As I was scrolling through Facebook a couple weeks ago, I came across this post.
I found this post intriguing since we were learning about word recognition in class. How was my brain able to sift through this mess relatively quickly? I’m going to be honest- I’m still not completely sure. Our brains are so incredibly complicated and amazing that it’s impossible to fully understand them.
I believe that this phenomenon has lots of different mechanisms at work. Since the post said that it was created by research at Cambridge University, I started looking for the original post since we all know Facebook isn’t exactly 100% reliable. What I found was an article by Matt Davis, who works at Cognition and Brain Sciences Unit in Cambridge, UK. Read his research on this subject here. He was able to break down the brain processes behind this phenomenon a bit more with lots of relevant studies. The main effect that came to mind when I first saw the Facebook post was the Word Superiority Effect that we discussed in class. It is because of this effect that we recognize letters more easily when they are in words than on their own. Davis generalized this effect to this exercise, saying “Following brief presentations of written words, people are often better at guessing what word they saw, rather than guessing individual letters in that word.” If we were to spend an excess amount of time with one of these words we may second guess ourselves or see other words that could be made by these letters.
This is not the only mechanism at work here. Obviously the context comes into play. You are less likely to decipher “mtaetr” by itself than in the post where it says “it dseno’t mtaetr…” Although the word superiority effect comes in to play, it works better when paired with meaningful context. You may not have caught it while reading the post- but the function words are still in tact. Words such as “the,” “a,” and “not” cannot be jumbled while keeping the first and last letter the same. This helps us to read the passage easier since some words are still the same. Similarly, short words such as “what” are barely jumbled and quite easy to decipher.
So is the post correct? Do we only read words as a whole? Does spelling matter? According to the research, this is true to an extent. It is easier for us to read words as a whole, but we are still able to distinguish between “salt” and “slat.” According to the Facebook post, our minds would not know the difference between these words. Obviously there is more happening here than just looking at the first and last letter. Spelling matters to an extent.

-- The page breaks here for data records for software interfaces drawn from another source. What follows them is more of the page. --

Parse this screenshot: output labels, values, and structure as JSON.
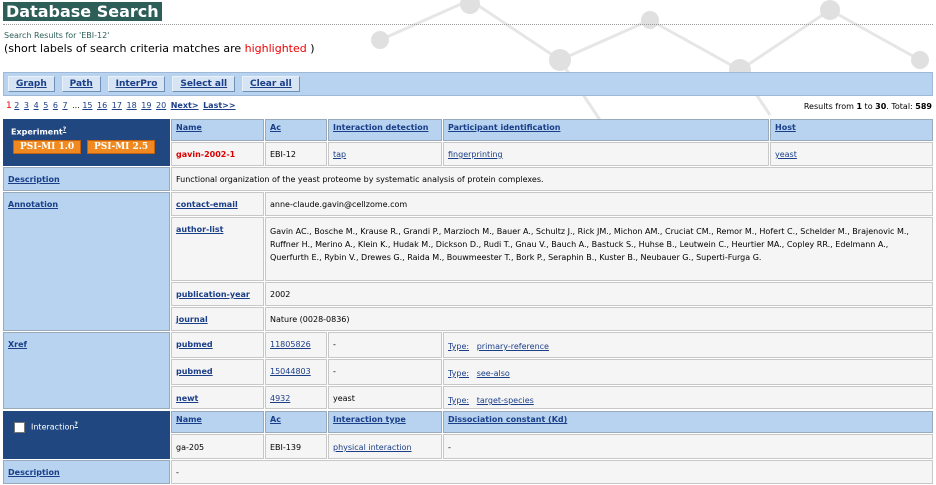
{
  "header": {
    "title": "Database Search"
  },
  "subtitle": {
    "results_for": "Search Results for 'EBI-12'",
    "note_before": "(short labels of search criteria matches are ",
    "note_highlight": "highlighted",
    "note_after": " )"
  },
  "toolbar": {
    "buttons": [
      "Graph",
      "Path",
      "InterPro",
      "Select all",
      "Clear all"
    ]
  },
  "pager": {
    "current": "1",
    "pages": [
      "2",
      "3",
      "4",
      "5",
      "6",
      "7"
    ],
    "ellipsis": "...",
    "pages2": [
      "15",
      "16",
      "17",
      "18",
      "19",
      "20"
    ],
    "next": "Next>",
    "last": "Last>>"
  },
  "results": {
    "prefix": "Results from ",
    "from": "1",
    "to_word": " to ",
    "to": "30",
    "total_label": ".  Total: ",
    "total": "589"
  },
  "experiment": {
    "label": "Experiment",
    "sup": "?",
    "badges": [
      "PSI-MI 1.0",
      "PSI-MI 2.5"
    ],
    "headers": [
      "Name",
      "Ac",
      "Interaction detection",
      "Participant identification",
      "Host"
    ],
    "row": {
      "name": "gavin-2002-1",
      "ac": "EBI-12",
      "detection": "tap",
      "participant": "fingerprinting",
      "host": "yeast"
    },
    "description_label": "Description",
    "description": "Functional organization of the yeast proteome by systematic analysis of protein complexes.",
    "annotation_label": "Annotation",
    "annotations": [
      {
        "key": "contact-email",
        "value": "anne-claude.gavin@cellzome.com"
      },
      {
        "key": "author-list",
        "value": "Gavin AC., Bosche M., Krause R., Grandi P., Marzioch M., Bauer A., Schultz J., Rick JM., Michon AM., Cruciat CM., Remor M., Hofert C., Schelder M., Brajenovic M., Ruffner H., Merino A., Klein K., Hudak M., Dickson D., Rudi T., Gnau V., Bauch A., Bastuck S., Huhse B., Leutwein C., Heurtier MA., Copley RR., Edelmann A., Querfurth E., Rybin V., Drewes G., Raida M., Bouwmeester T., Bork P., Seraphin B., Kuster B., Neubauer G., Superti-Furga G."
      },
      {
        "key": "publication-year",
        "value": "2002"
      },
      {
        "key": "journal",
        "value": "Nature (0028-0836)"
      }
    ],
    "xref_label": "Xref",
    "xrefs": [
      {
        "db": "pubmed",
        "id": "11805826",
        "note": "-",
        "type_label": "Type:",
        "type": "primary-reference"
      },
      {
        "db": "pubmed",
        "id": "15044803",
        "note": "-",
        "type_label": "Type:",
        "type": "see-also"
      },
      {
        "db": "newt",
        "id": "4932",
        "note": "yeast",
        "type_label": "Type:",
        "type": "target-species"
      }
    ]
  },
  "interaction": {
    "label": "Interaction",
    "sup": "?",
    "headers": [
      "Name",
      "Ac",
      "Interaction type",
      "Dissociation constant (Kd)"
    ],
    "row": {
      "name": "ga-205",
      "ac": "EBI-139",
      "type": "physical interaction",
      "kd": "-"
    },
    "description_label": "Description",
    "description": "-"
  }
}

I thought this was so cool to try for myself and really dig into. The research behind exercises like this is incredible and so intriguing (to me at least.) We will never truly know every aspect and mechanism of cognition, but the more we know about how we learn and read the better we can shape our learning. Since I am studying to teach elementary kids this was completely relevant to me. There is a lot of debate on spelling tests now and I was interested to see how this study would be relevant. I think I’d rather have my kids free write and correct them as they go rather than doing spelling tests. As we saw earlier- context is important! If you’d like to learn more about the word superiority effect or see it in action yourself, try out this lab!